So, this week has been extremely intense. On Tuesday, I gave a talk to the pharmaceutical industry at the Mobile Innovation Summit in Philadelphia. The talk was on whether emerging technologies can help patients to engage with their own health. I then headed out to Silicon Valley, and I've just attended Day 1 of Singularity University's 5 year anniversary & Alumni reunion.
Mobile Innovation Summit
This was a conference with senior decision makers attending mostly from Sales & Marketing functions from the big pharmaceutical firms. My talk was on Day 1 very early in the day.
In my talk, I shared my thoughts on what I've seen in Digital Health, and what I expect to see in Digital Health, from a mobile perspective, but with a focus on increasing compliance and adherence, and reducing medication errors. During my research, I was staggered to find statistics such as 125,000 Americans die each year because they don't adhere to their medications. The cost of non-adherence to American healthcare is $290 billion. Many people believe that Digital Health technologies can solve these problems with a click of a button.
I don't. Much of the technology I come across I consider as hype, with little or no evidence to suggest that it could solve these big problems. Not all new technology is equal. I believe in evidence based Digital Health, not just Digital Health.
I wasn't prepared for the silence, both during the talk as I engaged with the audience, and afterwards in Q&A. I thought perhaps my talk was not well received, but actually, it turns out that for many attendees, the technologies I cited were downright scary.

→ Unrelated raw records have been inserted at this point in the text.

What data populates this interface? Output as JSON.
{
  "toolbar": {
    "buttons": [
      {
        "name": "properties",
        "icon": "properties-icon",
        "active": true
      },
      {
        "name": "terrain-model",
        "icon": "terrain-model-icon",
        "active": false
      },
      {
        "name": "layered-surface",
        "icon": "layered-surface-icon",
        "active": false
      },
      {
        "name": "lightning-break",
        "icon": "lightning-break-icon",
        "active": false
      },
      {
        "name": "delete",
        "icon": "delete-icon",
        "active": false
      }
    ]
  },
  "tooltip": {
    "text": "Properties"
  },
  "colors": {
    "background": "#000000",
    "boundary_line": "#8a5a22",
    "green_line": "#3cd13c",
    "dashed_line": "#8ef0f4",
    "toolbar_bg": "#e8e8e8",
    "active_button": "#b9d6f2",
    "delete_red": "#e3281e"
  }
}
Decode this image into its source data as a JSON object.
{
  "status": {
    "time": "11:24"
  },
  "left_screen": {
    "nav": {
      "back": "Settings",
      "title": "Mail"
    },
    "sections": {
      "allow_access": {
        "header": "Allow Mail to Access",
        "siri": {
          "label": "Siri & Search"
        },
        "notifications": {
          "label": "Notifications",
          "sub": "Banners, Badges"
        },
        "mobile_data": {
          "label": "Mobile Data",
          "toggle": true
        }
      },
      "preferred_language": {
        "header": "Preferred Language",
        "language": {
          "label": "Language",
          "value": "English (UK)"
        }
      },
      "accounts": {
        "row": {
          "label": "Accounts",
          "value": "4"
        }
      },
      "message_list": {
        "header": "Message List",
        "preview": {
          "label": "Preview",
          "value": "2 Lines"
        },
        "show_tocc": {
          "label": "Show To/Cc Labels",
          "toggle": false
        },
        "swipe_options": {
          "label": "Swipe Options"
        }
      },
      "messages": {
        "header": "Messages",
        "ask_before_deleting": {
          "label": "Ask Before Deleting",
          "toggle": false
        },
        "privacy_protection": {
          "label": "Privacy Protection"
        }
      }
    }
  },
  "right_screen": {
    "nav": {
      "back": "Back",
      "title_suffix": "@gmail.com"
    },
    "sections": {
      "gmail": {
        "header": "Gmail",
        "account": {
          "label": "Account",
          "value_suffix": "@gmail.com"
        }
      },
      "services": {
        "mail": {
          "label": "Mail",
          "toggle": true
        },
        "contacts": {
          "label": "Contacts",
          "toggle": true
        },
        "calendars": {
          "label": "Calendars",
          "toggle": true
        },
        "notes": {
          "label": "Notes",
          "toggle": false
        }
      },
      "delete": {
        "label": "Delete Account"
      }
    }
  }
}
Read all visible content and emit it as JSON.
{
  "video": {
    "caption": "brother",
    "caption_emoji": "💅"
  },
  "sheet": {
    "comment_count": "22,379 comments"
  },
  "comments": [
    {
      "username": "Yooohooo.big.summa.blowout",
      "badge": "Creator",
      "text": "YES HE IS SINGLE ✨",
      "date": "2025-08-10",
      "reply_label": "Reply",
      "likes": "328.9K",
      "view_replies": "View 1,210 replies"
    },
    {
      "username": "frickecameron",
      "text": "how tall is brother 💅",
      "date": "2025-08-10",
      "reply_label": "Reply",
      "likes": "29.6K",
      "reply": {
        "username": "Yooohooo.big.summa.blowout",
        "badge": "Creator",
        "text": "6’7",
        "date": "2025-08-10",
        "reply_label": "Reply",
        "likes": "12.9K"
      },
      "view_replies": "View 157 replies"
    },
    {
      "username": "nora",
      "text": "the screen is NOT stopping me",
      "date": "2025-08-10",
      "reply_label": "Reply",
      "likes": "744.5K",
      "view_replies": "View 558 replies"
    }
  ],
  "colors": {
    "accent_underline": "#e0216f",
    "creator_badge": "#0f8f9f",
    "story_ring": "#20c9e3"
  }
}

In the world of startups that I inhabit, smart pills that automatically record that you ingested a pill, smart clothes that monitor your vital signs and apps that know you are sick before you do, are just 'normal' for me. The silence told me that these technologies were not on the radar screen for many members of the audience. I guess that's why conferences invite 'Digital Health Futurists' like myself.
Now, the pharma industry are refining their corporate strategy for using mobile phones in their efforts to engage with patients, and I told them that it's not long before Wearable Computing takes us beyond the mobile phone. I also told them that 'unobtrusive' monitoring WILL be the future, not the current crop of crude and clumsy gadgets that track your activity and sleep. Products such as the sleep sensor from Beddit and MC-10's biostamp are definitely are step in the right direction.
If you are a patient, what would you prefer? A monitoring device that you have to charge every day and sync with bluetooth, or something that requires no change in your behaviour to set it up and use it? Ultimately, one of the questions that resonated in nearly every talk given about the use of innovative mobile technology was, "Who's going to pay for it?". Finding the answer is proving to be a challenge.
5 year anniversary & Alumni Reunion
After attending FutureMed earlier this year at Singularity University, I wasn't planning on returning this year. However, the chance to help celebrate 5 years of impact, hear the pitches from this summer's Graduate Studies Program students and to mingle with alumni from around the globe was too difficult to resist. Oh, I got to hear talks from the Faculty including Peter Diamandis. At the end of Day 1, my brain hurts, after absorbing information on the new technologies coming soon that promise to change our world on a dramatic scale. Digital Biology, Artificial Intelligence, Robots, 3D printing and much more. There are innovations heading our way in the years ahead that offer the chance to meet some the grandest challenges facing humanity. Americans, particularly those in California are quite an optimistic bunch, but the folks at Singularity take it to a whole new level. I felt humbled to be in the company of so many smart individuals.
Interestingly enough, in the evening lecture, Peter Diamandis repeated my vision that I had mentioned earlier in the week to pharma, when he talked about 'dematerialization'. He asked the question, "Will 'dematerialization' make smartphones disappear and integrate them into smart clothing?". For those of you, whose products are dependent upon the mobile phone, are you prepared for the shift to Wearable Computing?
I also tried Google Glass for the first time. For those of you who have not tried Google Glass, find someone who has it and try it for yourself. Most people underestimate the potential of this new era in Computing. People will laugh and say, do we need this particular innovation? Remember, people laughed at Carl Benz in 1886 and asked why do we need motorized carriages when we have horses that pulls carriages. We now have 1 billion cars on the planet.
I'm becoming more curious about privacy and security of our data. It was fascinating to hear an update from Marc Goodman. I had no idea that 'smart floor' technology exists that allows you to be identified based upon the way you walk. So, for example, smart floors could be used to permit access to a room in a hospital only to authorized individuals.
Not everything about the day was amazing. Just like FutureMed program I attended, the schedule is packed full of talks and demos, and for me personally, I'd like a bit more time for networking and absorbing the often highly scientific knowledge that is being shared on each slide.
Two very different events this week. One with risk averse pharma companies who work in an extremely complex regulated environment, and another with companies founded at Singularity University willing to take the biggest risks in human history.
Which companies will survive and which companies will become dinosaurs of the 21st century?
[Disclosure: I have no commercial ties with any of the companies mentioned in this post]